## What to work on
Check every line below for the word "Texture" and copy the ones that have it.

*** Data for analysis Section Begins ***

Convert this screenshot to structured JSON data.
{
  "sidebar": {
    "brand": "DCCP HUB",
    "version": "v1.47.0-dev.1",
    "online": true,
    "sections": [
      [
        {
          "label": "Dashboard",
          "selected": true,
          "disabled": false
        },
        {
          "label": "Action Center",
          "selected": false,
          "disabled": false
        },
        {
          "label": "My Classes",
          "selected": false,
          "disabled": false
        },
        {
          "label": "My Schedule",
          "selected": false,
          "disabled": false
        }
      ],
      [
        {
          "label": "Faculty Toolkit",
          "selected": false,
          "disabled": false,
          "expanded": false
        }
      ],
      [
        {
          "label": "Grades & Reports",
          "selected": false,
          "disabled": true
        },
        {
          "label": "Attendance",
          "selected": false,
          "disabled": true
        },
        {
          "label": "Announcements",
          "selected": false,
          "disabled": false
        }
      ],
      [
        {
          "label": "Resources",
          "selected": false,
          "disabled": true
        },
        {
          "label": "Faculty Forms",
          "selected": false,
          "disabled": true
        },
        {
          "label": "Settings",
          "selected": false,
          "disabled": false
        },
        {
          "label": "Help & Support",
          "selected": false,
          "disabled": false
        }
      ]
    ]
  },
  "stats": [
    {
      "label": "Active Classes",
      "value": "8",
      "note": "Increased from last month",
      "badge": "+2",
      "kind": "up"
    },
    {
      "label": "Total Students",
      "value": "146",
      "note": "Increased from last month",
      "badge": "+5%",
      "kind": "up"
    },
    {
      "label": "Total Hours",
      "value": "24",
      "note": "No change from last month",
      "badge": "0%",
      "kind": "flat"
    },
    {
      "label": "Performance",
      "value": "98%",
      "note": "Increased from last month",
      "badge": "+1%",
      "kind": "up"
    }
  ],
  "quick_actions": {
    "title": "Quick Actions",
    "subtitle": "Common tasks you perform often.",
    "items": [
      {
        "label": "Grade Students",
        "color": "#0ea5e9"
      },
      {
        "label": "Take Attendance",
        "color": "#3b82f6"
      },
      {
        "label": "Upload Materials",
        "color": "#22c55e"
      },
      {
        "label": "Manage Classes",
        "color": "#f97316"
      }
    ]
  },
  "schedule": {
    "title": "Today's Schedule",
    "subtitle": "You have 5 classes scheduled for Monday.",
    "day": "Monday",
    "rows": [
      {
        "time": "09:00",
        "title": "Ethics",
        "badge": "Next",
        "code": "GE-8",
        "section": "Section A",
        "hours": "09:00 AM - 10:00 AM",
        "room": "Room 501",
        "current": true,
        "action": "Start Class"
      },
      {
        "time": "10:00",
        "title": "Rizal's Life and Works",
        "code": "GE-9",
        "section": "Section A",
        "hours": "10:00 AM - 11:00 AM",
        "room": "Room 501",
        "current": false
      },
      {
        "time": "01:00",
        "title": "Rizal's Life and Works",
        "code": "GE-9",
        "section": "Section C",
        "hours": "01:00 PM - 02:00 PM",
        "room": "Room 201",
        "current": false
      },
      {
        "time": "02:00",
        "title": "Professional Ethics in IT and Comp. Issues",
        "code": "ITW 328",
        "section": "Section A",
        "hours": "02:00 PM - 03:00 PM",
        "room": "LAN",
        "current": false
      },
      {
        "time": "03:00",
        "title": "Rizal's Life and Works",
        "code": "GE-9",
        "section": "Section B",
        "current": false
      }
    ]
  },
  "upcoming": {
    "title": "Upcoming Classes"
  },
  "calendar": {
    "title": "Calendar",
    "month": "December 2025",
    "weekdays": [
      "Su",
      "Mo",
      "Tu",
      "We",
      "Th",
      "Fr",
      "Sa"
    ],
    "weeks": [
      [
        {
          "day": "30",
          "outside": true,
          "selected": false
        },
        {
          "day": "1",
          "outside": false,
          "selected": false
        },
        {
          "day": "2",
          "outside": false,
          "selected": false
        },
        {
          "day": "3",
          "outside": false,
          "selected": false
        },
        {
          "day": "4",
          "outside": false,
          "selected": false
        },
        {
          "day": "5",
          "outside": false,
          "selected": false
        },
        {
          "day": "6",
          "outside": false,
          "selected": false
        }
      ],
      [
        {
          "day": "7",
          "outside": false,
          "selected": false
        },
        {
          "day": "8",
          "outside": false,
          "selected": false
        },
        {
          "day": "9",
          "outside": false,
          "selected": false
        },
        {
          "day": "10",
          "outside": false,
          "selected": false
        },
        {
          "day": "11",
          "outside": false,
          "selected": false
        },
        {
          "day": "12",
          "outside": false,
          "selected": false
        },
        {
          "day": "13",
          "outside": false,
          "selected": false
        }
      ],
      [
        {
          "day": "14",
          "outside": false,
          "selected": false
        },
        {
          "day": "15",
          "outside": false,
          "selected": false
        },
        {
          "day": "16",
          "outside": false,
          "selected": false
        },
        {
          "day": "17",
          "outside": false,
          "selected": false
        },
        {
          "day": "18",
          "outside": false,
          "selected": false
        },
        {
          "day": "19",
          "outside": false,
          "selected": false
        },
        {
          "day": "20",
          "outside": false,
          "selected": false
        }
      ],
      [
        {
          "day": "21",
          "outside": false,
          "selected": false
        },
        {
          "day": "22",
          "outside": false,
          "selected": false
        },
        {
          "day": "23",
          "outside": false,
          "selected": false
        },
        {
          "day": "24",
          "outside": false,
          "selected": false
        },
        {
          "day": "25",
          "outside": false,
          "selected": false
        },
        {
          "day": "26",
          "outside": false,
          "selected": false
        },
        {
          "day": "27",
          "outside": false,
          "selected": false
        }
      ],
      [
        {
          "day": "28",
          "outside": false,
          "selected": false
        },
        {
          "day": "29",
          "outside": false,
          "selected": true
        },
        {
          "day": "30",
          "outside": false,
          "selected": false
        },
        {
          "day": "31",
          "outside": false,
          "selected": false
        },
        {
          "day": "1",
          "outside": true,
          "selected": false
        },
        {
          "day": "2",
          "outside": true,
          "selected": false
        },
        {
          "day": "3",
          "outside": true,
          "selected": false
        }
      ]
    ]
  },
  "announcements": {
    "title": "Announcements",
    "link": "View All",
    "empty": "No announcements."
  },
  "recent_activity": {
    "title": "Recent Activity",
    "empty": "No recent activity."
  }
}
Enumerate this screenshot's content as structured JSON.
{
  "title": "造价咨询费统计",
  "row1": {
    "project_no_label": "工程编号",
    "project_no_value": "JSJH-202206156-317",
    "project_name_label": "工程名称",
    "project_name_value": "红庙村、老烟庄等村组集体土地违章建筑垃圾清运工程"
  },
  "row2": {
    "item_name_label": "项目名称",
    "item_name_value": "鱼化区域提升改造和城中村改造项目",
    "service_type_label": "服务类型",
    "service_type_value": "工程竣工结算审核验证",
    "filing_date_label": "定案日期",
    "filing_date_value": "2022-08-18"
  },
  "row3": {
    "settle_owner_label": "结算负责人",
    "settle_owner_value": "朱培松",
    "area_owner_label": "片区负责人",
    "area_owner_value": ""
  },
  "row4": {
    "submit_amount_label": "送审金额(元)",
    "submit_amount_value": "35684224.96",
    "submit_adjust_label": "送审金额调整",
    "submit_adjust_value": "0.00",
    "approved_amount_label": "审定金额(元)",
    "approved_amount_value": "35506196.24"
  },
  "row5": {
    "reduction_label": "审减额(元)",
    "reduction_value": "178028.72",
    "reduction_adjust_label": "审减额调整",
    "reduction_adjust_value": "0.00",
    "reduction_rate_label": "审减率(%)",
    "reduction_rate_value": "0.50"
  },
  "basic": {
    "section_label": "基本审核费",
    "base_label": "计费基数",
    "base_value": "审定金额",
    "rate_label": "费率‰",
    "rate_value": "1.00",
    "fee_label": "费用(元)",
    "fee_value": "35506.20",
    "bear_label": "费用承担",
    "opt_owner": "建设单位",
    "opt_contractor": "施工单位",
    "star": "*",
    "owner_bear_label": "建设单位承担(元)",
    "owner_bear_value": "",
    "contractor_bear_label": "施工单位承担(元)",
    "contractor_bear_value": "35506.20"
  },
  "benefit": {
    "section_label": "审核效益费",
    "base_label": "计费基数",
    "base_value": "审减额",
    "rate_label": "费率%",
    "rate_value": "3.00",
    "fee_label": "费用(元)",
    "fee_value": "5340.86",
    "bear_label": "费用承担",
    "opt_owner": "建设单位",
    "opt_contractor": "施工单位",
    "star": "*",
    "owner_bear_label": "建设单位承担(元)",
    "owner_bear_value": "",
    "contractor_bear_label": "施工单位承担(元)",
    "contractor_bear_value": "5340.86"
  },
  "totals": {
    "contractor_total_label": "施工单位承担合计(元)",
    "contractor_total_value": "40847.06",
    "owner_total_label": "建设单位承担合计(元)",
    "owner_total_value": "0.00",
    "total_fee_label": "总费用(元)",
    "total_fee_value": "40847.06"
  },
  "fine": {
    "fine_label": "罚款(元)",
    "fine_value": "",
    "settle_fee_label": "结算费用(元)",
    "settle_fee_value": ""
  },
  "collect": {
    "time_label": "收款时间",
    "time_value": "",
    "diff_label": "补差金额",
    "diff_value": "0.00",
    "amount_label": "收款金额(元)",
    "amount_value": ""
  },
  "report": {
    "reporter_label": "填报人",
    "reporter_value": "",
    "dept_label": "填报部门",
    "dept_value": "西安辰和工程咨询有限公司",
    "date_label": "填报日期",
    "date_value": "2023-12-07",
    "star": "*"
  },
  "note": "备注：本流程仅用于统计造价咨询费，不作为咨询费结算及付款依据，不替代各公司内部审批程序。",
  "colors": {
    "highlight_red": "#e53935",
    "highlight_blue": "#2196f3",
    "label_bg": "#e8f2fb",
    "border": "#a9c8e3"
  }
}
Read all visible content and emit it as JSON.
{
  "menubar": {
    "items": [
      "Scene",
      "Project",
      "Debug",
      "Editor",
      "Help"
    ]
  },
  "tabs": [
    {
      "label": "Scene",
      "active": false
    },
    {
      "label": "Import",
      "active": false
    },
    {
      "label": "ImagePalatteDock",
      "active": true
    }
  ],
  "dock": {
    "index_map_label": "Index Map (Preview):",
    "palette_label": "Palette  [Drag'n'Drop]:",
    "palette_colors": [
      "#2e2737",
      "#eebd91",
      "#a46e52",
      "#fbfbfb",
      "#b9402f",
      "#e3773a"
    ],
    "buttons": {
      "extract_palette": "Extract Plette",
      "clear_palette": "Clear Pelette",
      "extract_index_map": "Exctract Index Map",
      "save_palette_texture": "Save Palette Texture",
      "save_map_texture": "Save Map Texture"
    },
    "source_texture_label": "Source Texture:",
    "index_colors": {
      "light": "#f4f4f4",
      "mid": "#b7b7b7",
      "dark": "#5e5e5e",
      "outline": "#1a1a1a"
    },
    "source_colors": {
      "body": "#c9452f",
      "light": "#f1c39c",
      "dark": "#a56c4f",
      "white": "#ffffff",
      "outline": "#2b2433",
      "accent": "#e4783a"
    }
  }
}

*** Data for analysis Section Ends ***

## Response box
      "save_palette_texture": "Save Palette Texture",
      "save_map_texture": "Save Map Texture"
    "source_texture_label": "Source Texture:",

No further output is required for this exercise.